Do I Need an SUV for Joshua Tree? (Explained)

A significant protected area exists within Joshua Tree National Park. Rugged rock structures and harsh desert landscapes characterize it. Joshua Tree is well worth the trip. Joshua Tree offers it everything, from teddy bear cholla cactus to Joshua trees and boulders.

The park’s most renowned inhabitant is the slow-growing Joshua tree, which may be found throughout the park’s arid ecology.

So, Do you need an SUV for Joshua Tree Trip?

Because the significant route through Joshua Tree is paved, a regular passenger vehicle would be OK. A 4×4 or AWD SUV would be perfect for traveling off the beaten trail on the “Geology Tour.”

The Best Ways to Get Around Joshua Tree National Park

Driving is the best method to travel around Joshua Tree National Park.

Most people fly into Palm Springs International Airport (PSP), approximately 50 miles east, or Los Angeles International Airport (LAX), about 150 miles east, to get to Joshua Tree.

What kind of car do you need for Joshua Tree?

An ordinary car may do when you travel around Joshua Tree; however, for a better road trip experience, it is advisable to bring an SUV or a 4×4 vehicle to avoid any interruptions or mechanical problems along your way.

Best Vehicle for Joshua Tree Pictures

There are just a few backcountry paths in Joshua Tree. The majority of them are just dirt roads that anybody can access, but a couple of them need high clearance and four-wheel drive. On the park’s western side, Geology Tour Road is an 18-mile circle path.

Ladder Canyon may be reached by car. There will be a lot of automobiles on the road. Keep your momentum going through a small sandy part on the way in. The tramroad and Indian Canyons are both paved. A car can travel most of the dirt roads in Joshua Tree toward the northern principal attractions.

To go through Indian Canyons, you’ll need a 4×4 vehicle. The route to the dunes is well-maintained and straightforward to navigate. The journey to the lava tubes is not tricky. However, there are some pebbles. You may see automobiles out there.

The back route into Hole in the Wall through Cedar Canyon and Black Canyon Road can get muddy if it rains. On Black Canyon near Mid Hills, it follows a creek bed.

Roads at Joshua Tree

Park Boulevard and Pinto Basin Road are the two main roadways that run through the park. Park Boulevard loops through the high northern part between the North Entrance in Twentynine Miles and the South Entrance in Twentynine Miles.

Pinto Basin Road runs the park’s length, branching off Park Boulevard at the North Entrance and meandering down to the Cottonwood entrance off I-10. The West Entrance is located 5 miles south of Joshua Tree Village, near US Highway 62 and Park Boulevard.

The North Entrance is located near Twentynine Palms, 3 miles south of the Utah Trail/US Highway 62 intersection.

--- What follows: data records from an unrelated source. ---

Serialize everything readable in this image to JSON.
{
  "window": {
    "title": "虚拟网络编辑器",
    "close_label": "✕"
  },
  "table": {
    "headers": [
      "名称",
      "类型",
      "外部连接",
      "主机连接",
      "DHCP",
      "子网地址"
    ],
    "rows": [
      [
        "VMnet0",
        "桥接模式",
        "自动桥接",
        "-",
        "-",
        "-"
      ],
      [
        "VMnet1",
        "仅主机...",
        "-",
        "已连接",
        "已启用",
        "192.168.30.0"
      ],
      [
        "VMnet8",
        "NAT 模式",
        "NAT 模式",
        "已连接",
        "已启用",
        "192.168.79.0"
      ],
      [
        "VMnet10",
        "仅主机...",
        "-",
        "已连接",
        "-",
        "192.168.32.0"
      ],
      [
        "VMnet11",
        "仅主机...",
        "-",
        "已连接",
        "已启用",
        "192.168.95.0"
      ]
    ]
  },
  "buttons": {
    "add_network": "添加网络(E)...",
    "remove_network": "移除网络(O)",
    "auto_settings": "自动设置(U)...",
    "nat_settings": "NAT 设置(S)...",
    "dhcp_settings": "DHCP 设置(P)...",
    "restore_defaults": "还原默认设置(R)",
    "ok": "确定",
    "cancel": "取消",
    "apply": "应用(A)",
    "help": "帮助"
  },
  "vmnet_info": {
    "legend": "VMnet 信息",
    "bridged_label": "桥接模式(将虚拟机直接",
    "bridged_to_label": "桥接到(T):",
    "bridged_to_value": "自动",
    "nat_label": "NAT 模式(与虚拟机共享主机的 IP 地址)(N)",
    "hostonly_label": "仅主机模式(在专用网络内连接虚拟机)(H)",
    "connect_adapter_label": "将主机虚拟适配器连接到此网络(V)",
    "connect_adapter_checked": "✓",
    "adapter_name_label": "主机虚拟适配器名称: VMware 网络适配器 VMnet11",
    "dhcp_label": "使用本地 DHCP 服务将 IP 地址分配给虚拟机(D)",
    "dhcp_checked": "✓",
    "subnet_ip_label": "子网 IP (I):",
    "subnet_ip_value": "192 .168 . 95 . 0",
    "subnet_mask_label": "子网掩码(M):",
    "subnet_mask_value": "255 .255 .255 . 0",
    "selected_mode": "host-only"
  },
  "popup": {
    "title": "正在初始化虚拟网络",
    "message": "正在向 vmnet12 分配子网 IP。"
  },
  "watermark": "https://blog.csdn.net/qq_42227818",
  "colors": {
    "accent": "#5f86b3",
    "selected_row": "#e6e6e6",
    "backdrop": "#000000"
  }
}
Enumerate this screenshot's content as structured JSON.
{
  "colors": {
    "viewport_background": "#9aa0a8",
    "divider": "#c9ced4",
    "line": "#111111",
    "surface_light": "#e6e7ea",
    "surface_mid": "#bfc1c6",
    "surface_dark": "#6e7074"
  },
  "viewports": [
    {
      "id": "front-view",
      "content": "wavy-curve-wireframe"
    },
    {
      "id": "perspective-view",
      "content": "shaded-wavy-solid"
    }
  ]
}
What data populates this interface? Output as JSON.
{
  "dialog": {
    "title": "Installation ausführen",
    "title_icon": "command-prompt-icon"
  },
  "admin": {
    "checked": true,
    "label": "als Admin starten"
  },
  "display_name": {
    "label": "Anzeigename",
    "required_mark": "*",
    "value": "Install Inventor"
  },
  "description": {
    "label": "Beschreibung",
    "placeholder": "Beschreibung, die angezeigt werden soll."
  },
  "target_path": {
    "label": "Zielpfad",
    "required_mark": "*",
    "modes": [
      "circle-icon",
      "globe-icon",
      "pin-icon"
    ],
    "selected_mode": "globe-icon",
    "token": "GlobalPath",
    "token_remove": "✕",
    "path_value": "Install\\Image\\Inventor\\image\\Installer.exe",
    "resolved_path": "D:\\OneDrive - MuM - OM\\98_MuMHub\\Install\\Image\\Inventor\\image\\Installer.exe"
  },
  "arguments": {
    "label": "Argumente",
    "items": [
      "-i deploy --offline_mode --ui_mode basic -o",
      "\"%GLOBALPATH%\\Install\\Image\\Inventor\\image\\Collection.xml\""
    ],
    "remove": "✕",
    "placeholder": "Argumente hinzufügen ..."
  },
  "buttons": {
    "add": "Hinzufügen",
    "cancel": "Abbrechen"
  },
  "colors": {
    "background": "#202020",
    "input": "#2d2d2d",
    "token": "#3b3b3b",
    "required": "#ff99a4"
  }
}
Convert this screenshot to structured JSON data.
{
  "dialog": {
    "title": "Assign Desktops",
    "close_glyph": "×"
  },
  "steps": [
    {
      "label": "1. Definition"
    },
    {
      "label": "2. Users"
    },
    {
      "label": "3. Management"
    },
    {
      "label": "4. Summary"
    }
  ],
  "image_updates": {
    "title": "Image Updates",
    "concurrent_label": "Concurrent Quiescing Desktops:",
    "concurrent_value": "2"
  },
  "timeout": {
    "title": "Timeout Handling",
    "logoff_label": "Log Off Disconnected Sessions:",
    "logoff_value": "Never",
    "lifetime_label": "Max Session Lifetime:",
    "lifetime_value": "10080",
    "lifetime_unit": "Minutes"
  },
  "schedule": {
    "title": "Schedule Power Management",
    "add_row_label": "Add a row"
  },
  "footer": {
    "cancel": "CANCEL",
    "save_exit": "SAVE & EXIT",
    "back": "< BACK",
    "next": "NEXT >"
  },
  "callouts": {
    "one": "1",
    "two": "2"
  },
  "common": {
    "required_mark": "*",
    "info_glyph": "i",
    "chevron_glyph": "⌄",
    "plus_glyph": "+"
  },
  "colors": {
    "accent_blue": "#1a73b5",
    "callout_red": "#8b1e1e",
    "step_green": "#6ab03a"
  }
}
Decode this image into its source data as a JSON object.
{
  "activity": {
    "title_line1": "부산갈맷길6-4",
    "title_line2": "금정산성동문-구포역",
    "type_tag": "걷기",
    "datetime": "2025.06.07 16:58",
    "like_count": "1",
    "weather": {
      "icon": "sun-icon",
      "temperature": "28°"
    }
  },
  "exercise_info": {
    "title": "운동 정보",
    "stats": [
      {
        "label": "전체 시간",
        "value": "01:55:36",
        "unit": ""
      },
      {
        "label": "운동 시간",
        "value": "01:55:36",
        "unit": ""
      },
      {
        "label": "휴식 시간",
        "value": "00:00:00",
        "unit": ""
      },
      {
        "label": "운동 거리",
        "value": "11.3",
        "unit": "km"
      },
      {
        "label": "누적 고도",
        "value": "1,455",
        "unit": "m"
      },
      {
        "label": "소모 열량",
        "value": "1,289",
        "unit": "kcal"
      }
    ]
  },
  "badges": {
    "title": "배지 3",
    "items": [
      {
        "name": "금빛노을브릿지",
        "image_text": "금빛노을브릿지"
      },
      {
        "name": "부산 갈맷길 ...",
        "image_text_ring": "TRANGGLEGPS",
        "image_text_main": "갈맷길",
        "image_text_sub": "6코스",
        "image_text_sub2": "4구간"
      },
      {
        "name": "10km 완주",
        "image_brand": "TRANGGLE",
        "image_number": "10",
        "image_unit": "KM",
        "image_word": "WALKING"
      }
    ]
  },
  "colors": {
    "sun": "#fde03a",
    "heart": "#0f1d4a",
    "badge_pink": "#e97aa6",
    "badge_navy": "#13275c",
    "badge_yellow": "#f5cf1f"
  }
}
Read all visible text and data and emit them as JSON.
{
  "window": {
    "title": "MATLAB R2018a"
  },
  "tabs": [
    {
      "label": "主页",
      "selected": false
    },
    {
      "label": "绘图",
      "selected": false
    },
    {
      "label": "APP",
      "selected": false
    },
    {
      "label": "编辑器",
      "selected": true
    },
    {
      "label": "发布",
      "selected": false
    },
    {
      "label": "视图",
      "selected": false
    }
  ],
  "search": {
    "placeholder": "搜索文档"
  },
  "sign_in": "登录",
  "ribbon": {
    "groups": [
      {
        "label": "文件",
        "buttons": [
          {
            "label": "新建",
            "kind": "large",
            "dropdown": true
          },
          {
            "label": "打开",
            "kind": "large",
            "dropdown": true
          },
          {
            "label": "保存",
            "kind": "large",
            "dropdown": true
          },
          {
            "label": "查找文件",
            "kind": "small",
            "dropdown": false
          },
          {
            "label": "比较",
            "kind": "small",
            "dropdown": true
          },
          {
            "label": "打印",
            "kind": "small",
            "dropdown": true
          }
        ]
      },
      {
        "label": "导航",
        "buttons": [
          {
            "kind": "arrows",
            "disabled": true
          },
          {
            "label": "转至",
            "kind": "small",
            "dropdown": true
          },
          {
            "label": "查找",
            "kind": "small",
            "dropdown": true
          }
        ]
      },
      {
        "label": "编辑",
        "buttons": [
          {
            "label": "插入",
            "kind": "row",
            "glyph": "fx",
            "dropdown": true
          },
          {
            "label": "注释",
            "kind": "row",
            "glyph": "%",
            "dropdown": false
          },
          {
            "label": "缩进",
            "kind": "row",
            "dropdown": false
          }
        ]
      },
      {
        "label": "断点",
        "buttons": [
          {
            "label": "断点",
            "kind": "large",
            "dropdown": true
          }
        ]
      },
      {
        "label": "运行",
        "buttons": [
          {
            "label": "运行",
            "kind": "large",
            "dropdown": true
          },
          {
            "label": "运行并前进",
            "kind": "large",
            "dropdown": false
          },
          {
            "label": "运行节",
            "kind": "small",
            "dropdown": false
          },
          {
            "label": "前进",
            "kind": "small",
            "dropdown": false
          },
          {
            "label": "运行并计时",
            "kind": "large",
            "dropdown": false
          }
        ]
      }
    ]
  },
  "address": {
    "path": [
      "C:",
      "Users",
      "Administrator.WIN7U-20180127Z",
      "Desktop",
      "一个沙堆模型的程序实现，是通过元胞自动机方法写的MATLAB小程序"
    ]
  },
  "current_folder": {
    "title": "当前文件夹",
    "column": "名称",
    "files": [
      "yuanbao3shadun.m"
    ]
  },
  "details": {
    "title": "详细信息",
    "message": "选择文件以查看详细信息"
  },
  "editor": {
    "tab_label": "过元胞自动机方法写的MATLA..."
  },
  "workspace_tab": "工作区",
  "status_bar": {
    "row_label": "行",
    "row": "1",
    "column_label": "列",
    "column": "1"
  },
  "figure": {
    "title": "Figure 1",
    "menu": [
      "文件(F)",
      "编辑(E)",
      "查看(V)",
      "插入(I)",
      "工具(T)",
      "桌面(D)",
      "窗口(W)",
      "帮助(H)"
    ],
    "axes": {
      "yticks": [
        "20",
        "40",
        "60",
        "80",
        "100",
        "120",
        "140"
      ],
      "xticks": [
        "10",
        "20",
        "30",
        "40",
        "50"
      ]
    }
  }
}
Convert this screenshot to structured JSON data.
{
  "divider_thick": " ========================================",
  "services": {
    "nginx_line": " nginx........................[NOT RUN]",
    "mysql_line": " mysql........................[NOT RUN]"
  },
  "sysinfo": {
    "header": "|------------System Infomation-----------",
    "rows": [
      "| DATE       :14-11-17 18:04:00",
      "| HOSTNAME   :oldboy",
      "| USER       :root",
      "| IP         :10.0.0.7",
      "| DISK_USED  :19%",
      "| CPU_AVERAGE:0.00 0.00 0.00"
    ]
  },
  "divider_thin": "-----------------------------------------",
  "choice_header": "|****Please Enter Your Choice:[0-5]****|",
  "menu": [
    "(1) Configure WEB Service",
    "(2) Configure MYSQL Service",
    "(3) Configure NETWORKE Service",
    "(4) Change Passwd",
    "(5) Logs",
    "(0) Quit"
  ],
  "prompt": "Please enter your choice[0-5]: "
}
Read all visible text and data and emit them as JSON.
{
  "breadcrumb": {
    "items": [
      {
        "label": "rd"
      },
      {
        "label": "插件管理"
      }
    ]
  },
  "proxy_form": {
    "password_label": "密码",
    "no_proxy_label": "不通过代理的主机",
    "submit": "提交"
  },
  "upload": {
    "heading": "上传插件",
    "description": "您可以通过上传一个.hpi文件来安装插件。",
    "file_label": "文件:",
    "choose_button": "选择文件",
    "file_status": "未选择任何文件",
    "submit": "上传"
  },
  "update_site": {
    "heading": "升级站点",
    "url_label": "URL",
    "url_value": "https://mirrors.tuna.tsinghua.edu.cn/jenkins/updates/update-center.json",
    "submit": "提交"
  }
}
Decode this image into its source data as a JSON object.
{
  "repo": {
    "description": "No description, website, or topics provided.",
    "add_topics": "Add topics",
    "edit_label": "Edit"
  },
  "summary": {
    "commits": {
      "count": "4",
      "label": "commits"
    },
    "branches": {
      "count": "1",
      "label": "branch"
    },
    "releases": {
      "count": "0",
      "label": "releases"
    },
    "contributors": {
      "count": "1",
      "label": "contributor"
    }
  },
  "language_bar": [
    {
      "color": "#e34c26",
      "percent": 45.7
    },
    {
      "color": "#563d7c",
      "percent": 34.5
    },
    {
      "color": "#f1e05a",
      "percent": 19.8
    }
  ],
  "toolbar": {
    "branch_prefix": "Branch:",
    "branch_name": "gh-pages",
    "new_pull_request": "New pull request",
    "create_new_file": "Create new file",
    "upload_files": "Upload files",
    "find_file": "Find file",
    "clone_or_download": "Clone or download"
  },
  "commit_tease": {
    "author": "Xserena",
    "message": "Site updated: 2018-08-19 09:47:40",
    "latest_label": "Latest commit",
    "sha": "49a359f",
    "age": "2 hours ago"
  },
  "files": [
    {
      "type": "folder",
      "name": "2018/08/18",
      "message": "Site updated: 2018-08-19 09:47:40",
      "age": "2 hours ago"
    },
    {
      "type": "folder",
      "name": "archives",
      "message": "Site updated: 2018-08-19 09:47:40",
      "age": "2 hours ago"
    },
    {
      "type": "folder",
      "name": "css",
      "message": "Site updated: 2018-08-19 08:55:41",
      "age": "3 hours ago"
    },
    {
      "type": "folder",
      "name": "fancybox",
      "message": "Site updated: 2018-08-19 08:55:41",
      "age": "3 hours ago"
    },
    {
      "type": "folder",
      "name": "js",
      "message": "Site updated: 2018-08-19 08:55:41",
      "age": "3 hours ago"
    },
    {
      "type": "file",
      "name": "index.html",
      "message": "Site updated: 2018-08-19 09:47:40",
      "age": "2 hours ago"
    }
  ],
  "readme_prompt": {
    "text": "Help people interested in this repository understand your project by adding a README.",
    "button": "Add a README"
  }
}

The South Entrance, located near Cottonwood Spring on I-10, is a 25-mile east of Indio access point. Visitors are welcome to travel on dirt roads, but they will require a four-wheel-drive car.